Jeremiah was age 13 when he drew his picture, "Having cancer is about being all alone and lost in the desert." His road to recovery was a long one. First diagnosed with acute lymphoblastic leukemia (ALL), at age three, his treatments stopped around age seven, then he relapsed when he was 12 and finished treatment two years later. Living in the country, he had to travel two hours for treatment. He was fortunate to live in a supportive family and small, close-knit community.
Now 21, a firefighter and emergency medical technician, he rides either a fire engine or an ambulance to help others.
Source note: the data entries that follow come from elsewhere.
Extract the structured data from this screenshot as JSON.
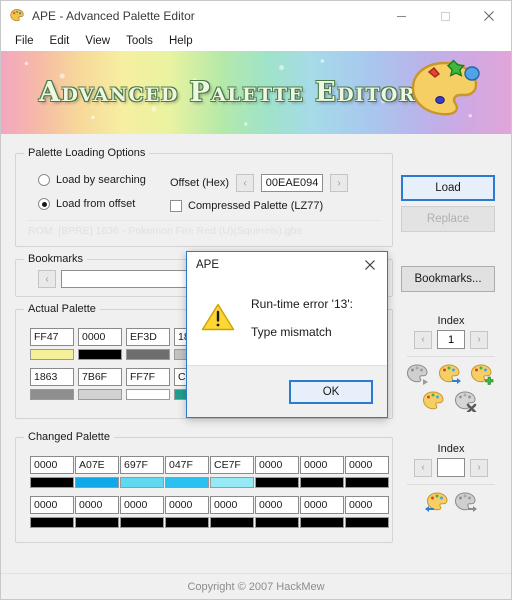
{
  "window": {
    "title": "APE - Advanced Palette Editor",
    "icon": "palette-icon",
    "controls": {
      "minimize": "–",
      "maximize": "☐",
      "close": "✕"
    }
  },
  "menu": {
    "items": [
      "File",
      "Edit",
      "View",
      "Tools",
      "Help"
    ]
  },
  "banner": {
    "title": "Advanced Palette Editor",
    "icon": "artist-palette-icon"
  },
  "loading_options": {
    "group_label": "Palette Loading Options",
    "radios": [
      {
        "label": "Load by searching",
        "checked": false
      },
      {
        "label": "Load from offset",
        "checked": true
      }
    ],
    "offset": {
      "label": "Offset (Hex)",
      "value": "00EAE094",
      "prev": "‹",
      "next": "›"
    },
    "compressed": {
      "label": "Compressed Palette (LZ77)",
      "checked": false
    },
    "rom_info": "ROM: [BPRE] 1636 - Pokemon Fire Red (U)(Squirrels).gba"
  },
  "actions": {
    "load": {
      "label": "Load",
      "focused": true,
      "enabled": true
    },
    "replace": {
      "label": "Replace",
      "enabled": false
    },
    "bookmarks_button": {
      "label": "Bookmarks..."
    }
  },
  "bookmarks": {
    "group_label": "Bookmarks",
    "value": "",
    "prev": "‹"
  },
  "actual_palette": {
    "group_label": "Actual Palette",
    "rows": [
      [
        {
          "hex": "FF47",
          "color": "#f5f19a"
        },
        {
          "hex": "0000",
          "color": "#000000"
        },
        {
          "hex": "EF3D",
          "color": "#6e6e6e"
        },
        {
          "hex": "1863",
          "color": "#c2c2c2"
        }
      ],
      [
        {
          "hex": "1863",
          "color": "#8e8e8e"
        },
        {
          "hex": "7B6F",
          "color": "#d2d2d2"
        },
        {
          "hex": "FF7F",
          "color": "#ffffff"
        },
        {
          "hex": "C85F",
          "color": "#1fa08c"
        }
      ]
    ],
    "index": {
      "label": "Index",
      "value": "1",
      "prev": "‹",
      "next": "›"
    },
    "tool_icons": [
      "palette-grayscale-icon",
      "palette-import-icon",
      "palette-add-icon",
      "palette-edit-icon",
      "palette-settings-icon"
    ]
  },
  "changed_palette": {
    "group_label": "Changed Palette",
    "rows": [
      [
        {
          "hex": "0000",
          "color": "#000000"
        },
        {
          "hex": "A07E",
          "color": "#10a8e8"
        },
        {
          "hex": "697F",
          "color": "#5fd9ef"
        },
        {
          "hex": "047F",
          "color": "#29c2f0"
        },
        {
          "hex": "CE7F",
          "color": "#96eaf5"
        },
        {
          "hex": "0000",
          "color": "#000000"
        },
        {
          "hex": "0000",
          "color": "#000000"
        },
        {
          "hex": "0000",
          "color": "#000000"
        }
      ],
      [
        {
          "hex": "0000",
          "color": "#000000"
        },
        {
          "hex": "0000",
          "color": "#000000"
        },
        {
          "hex": "0000",
          "color": "#000000"
        },
        {
          "hex": "0000",
          "color": "#000000"
        },
        {
          "hex": "0000",
          "color": "#000000"
        },
        {
          "hex": "0000",
          "color": "#000000"
        },
        {
          "hex": "0000",
          "color": "#000000"
        },
        {
          "hex": "0000",
          "color": "#000000"
        }
      ]
    ],
    "index": {
      "label": "Index",
      "value": "",
      "prev": "‹",
      "next": "›"
    },
    "tool_icons": [
      "palette-restore-icon",
      "palette-undo-icon"
    ]
  },
  "footer": {
    "text": "Copyright © 2007 HackMew"
  },
  "dialog": {
    "title": "APE",
    "close": "✕",
    "icon": "warning-triangle-icon",
    "line1": "Run-time error '13':",
    "line2": "Type mismatch",
    "ok": "OK"
  },
  "colors": {
    "accent": "#2a7ad1",
    "warning": "#ffd633",
    "window_bg": "#f0f0f0"
  }
}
He also trains schoolchildren in fire safety and prevention.
"We see a lot of tragedy, but we get to help a lot of people, and that's a good thing," said Jeremiah. "One of the things I like about it is I'm now working in the same community where I grew up, and all the people who helped me when I was younger with cancer, I'm able to return the favor now."
He wants cancer patients to know that even though the treatment is hard and feels like it's never going to end, "Don't give up. Just don't give up. Hang in there and have hope."
Jessica S., Psychology Major
Jessica S. was 11 when she experienced four blows within a few months that most people don’t have in a full lifetime. First, in November 1993, she was diagnosed with osteogenic sarcoma (bone cancer). Three months later, her father died suddenly of a brain aneurysm. Three weeks after that she had one of her legs amputated due to her disease. The end of that same month a tornado destroyed her family's house while they were away in Atlanta for her treatment.
Her picture of two friends' hands reaching out towards each other show her radiant spirit and the strength of support. "Sometimes I feel like this experience will never end. But I know it will. Having my friends makes me want to keep on going. Friends are forever," reads the caption.
Now 19, Jessica is a junior in college studying psychology and pursuing a career in helping others through counseling.
"What she discovered through all her tragedies was not bitterness or anger, but a value and richness in friendship," said Howard. "Instead of taking the road to despair, she came through with a beautiful attitude about life. It knocks you out. She's going to have a lot to offer the field of psychology."
For people who are dealing with cancer themselves or have children with cancer, this book shows the other side of the tunnel — a full life in which to live out their dreams. Even for those who don't have cancer, but are struggling to thrive, the children in Angels & Monsters give the courage of grabbing the present and turning towards the future, of not looking back.
"Each [child] has in his or her soul the essence of truth — pure, honest, and undiluted by adulthood," said Howard. "Their truth has no room for negotiation. It is simple and infinite, and it is their gift to us."